“He put a bitter taste in my mouth a year ago,” Wineland says in regards to his dogged pursuit of a fight with Caraway. “He called me out two months after I broke my jaw. I had done an interview stating that I might be done and then he comes out and says, ‘I’d like to fight Eddie Wineland or Michael McDonald.’ So he calls out two people who are injured; two people who are defenseless. That to me says, ‘I’m a coward.’
“I had to try and ruffle some feathers with the ‘Mr. Tate’ and ‘Mr. Cupcake’ (comments on social media),” he adds, the names referencing Caraway’s long-term relationship with women’s bantamweight contender Miesha Tate, who takes on Jessica Eye in the co-main event of Saturday’s fight card on FOX. “I had to try to get his attention somehow. I don’t think it worked because I don’t think I ever got a response out of him, but he agreed to fight.”
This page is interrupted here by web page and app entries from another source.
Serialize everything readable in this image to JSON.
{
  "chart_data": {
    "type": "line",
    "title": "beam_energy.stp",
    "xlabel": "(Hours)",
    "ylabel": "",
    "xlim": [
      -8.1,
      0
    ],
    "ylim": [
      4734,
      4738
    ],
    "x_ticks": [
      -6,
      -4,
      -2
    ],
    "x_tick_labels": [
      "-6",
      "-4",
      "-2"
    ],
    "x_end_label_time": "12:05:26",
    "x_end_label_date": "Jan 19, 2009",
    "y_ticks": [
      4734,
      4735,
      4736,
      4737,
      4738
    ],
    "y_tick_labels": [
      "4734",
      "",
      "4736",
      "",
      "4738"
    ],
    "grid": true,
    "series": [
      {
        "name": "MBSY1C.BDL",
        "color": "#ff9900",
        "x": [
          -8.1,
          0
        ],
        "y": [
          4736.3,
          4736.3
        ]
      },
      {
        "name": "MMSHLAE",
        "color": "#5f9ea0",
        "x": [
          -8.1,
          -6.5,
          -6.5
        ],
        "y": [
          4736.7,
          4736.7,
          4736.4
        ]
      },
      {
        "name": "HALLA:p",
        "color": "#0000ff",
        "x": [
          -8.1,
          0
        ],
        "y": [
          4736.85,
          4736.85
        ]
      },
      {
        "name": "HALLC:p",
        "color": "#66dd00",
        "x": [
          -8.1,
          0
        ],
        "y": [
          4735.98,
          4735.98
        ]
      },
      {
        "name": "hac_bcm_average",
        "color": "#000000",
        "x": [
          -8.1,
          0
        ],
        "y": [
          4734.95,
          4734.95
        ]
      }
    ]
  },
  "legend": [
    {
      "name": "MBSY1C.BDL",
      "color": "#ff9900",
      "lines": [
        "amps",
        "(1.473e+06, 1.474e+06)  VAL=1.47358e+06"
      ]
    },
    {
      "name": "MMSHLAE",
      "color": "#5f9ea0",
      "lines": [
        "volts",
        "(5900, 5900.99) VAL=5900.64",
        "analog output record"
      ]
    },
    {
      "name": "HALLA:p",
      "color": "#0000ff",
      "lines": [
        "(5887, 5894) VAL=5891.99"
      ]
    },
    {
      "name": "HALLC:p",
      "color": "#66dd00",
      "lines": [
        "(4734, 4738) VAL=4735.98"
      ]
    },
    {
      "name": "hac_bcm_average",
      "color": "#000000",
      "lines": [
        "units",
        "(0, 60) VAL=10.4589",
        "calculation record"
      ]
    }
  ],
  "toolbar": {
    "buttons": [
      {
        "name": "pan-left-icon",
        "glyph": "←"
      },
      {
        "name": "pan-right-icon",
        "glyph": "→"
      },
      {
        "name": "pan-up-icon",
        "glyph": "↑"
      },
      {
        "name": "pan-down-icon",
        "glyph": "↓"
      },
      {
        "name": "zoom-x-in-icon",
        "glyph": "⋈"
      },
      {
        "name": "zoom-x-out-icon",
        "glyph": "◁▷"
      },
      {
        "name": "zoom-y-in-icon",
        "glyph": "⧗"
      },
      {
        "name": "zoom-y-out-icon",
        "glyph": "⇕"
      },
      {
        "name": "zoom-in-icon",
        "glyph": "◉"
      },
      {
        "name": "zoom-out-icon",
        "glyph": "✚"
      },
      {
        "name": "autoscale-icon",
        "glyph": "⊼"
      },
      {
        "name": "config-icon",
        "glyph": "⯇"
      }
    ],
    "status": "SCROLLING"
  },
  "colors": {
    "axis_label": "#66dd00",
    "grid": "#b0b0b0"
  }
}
Yves Jabouin during their bantamweight fight at the FOX UFC Saturday event at the United Center on January 25, 2014 in Chicago, Illinois. (Photo by Josh Hedges/Zuffa LLC)" align="right" />And after more than a year on the sidelines and taking a good, hard look at hanging up his gloves permanently, the perennial contender is pretty fired up about getting back into the cage and reminding everyone of what he’s capable of on Saturday night.
“I’m a little older, but I’m still wearing out the 21-year-olds in the gym,” Wineland laughs, having prepped for Saturday’s return with UFC featherweight contender Darren Elkins and the rest of the team at Duneland Vale Tudo. “As you get older, you work smarter, not harder. I feel like I’m in better shape now than I was at 21. I don’t have to beat my head against the bricks every single day.
“I listen to my body. If I need a rest day, I take a rest day. I can train three days in a row at 50 percent or I can take a day off and train 100 percent. You take what works, throw away what doesn’t and you learn from your previous mistakes.
“I’m so motivated; it’s like it’s my first fight in the UFC,” he adds, the excitement evident in his voice. “In that first fight, everybody wants to prove themselves and everybody wants to put on a good show so they can hang around. I’ve been training harder for this fight than I have my last ones. I’m in a good place mentally and emotionally. Everything is falling into place.
And he’s got a special message for his opponent as well.
“You wanted it, now you got it and I hope you’re ready for it because I feel #%$% great.”
>UFC FIGHT NIGHT: DILLASHAW VS. BARAO 2, 8PM/5PM ETPT.